Of great importance to electromagnetic wave calculations is the WKB approximation. This is a high frequency approximation that leads to the ray tracing techniques which lie at the heart of many propagation calculations. Consider expression (6) for the propagation kernel, then the maximum contribution to the path integral will come from paths around that for which the phase distance S is minimum (the ray path of Fermat's principle). Around this path, the lowest order variation in S will be quadratic. Ignoring variations higher than quadratic, this yields the WKB approximation [Rosen, 1969]
where Sc and δ2Sc represent S and its second variation when evaluated on the path of minimum phase. (The remaining path integral is in terms of variations q from the path of minimum phase and for which q = 0 at the end points.) Consider the path of minimum phase to be parameterized by its group path τ (dτ = ) and denote the end points (x0, z0) and (x, z) by A and B, respectively. Let r = rc(τ) be the minimum phase path expressed in three- dimensional coordinates, then this path satisfies [Jones, 1979]
Consider path variations q of the form
where the vectors Pi are unit length, perpendicular to the minimum phase path (and to each other) and satisfy
Vectors Pi are the “polarisation” vectors of the standard WKB solution to Maxwells equations [Jones, 1979, p. 594]. The second variation δ2Sc can now be expressed in the form
where (x1, x2, x3) are Cartesian coordinates in three-dimensional space. The normalization kernel
can be built up from the short path kernels
where Δτ is small, matrix Γ has coefficients γij and subscripts A and B denote quantities evaluated at the beginning and end of the short path (note that the normalization in (17) ensures a delta function characteristic as Δτ 0). Consider the path of minimum phase that joins two general points and break this into N short paths, each with group path length Δτ. Repeated application of the short path kernel will yield
where the ith path runs between points qi−1 and qi ( note that q0 = qN = 0). The above integral can be evaluated to yield
where δij is the Kronecker delta. It will be noted that both C12 and F = C11 − C22 are diagonal matrices and that D = Δτ2∣C222 + C22F − C122∣. From the factorization
it follows that
Expanding the above determinant results in the difference equation
and, in the limit N ∞, the differential equation
with boundary conditions 1 and D± 0 as τ 0 (it has been assumed that n = 1 at the start of propagation).
 Equations (11), (13), (15) and (27) together provide a means of calculating the parameters that are required in the evaluation of the kernel
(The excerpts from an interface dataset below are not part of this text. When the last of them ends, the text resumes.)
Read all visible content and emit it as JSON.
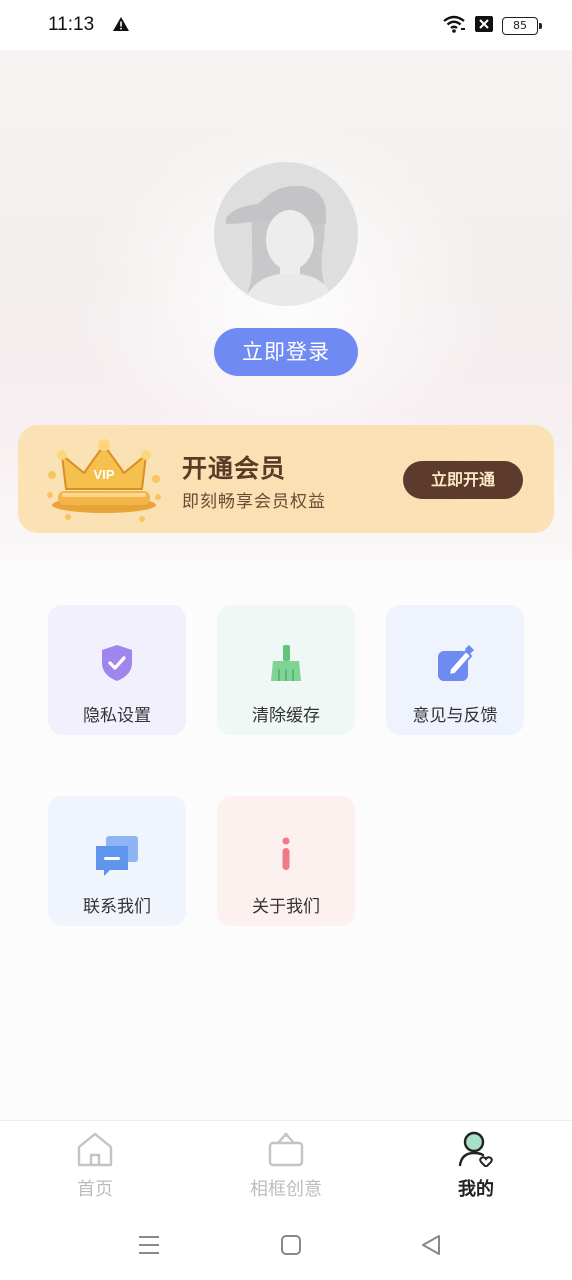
{
  "status_bar": {
    "time": "11:13",
    "battery": "85",
    "icons": [
      "warning-icon",
      "wifi-icon",
      "no-sim-icon",
      "battery-icon"
    ]
  },
  "profile": {
    "login_label": "立即登录"
  },
  "vip": {
    "badge": "VIP",
    "title": "开通会员",
    "subtitle": "即刻畅享会员权益",
    "button_label": "立即开通"
  },
  "tiles": [
    {
      "label": "隐私设置",
      "icon": "shield-check-icon",
      "bg": "#f3f0fd"
    },
    {
      "label": "清除缓存",
      "icon": "broom-icon",
      "bg": "#eff8f4"
    },
    {
      "label": "意见与反馈",
      "icon": "edit-icon",
      "bg": "#eff3fd"
    },
    {
      "label": "联系我们",
      "icon": "chat-icon",
      "bg": "#eff4fd"
    },
    {
      "label": "关于我们",
      "icon": "info-icon",
      "bg": "#fdf1ef"
    }
  ],
  "nav": {
    "items": [
      {
        "label": "首页",
        "icon": "home-icon",
        "active": false
      },
      {
        "label": "相框创意",
        "icon": "frame-icon",
        "active": false
      },
      {
        "label": "我的",
        "icon": "profile-icon",
        "active": true
      }
    ]
  },
  "colors": {
    "accent": "#6f8af2",
    "vip_bg": "#fbe2b4",
    "vip_button": "#5c3a2c"
  }
}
This kernel, together with integral equation (4), provides the required WKB solution to the Helmholtz equation (S(r, r0) = is the phase distance). Although the calculation of the kernel will require both P1 and P2 , it will be noted that P1, P2 and the minimum phase path are mutually orthogonal and so the solution of (13) will only be required for either P1 or P2. It will also be noted that a knowledge of P1 and P2 facilitates the calculation of a WKB solution to the full Maxwell equations for nonhomogeneous media (a fact will be exploited in the next section). At the beginning of propagation, the electric field will need to be expanded in the P1 and P2 directions. The evolution of these vectors can then be used to track the evolution of the electric field direction along a ray and the above WKB kernel its magnitude. This procedure will provide an effective approximate solution away from caustics and strong sources of diffraction.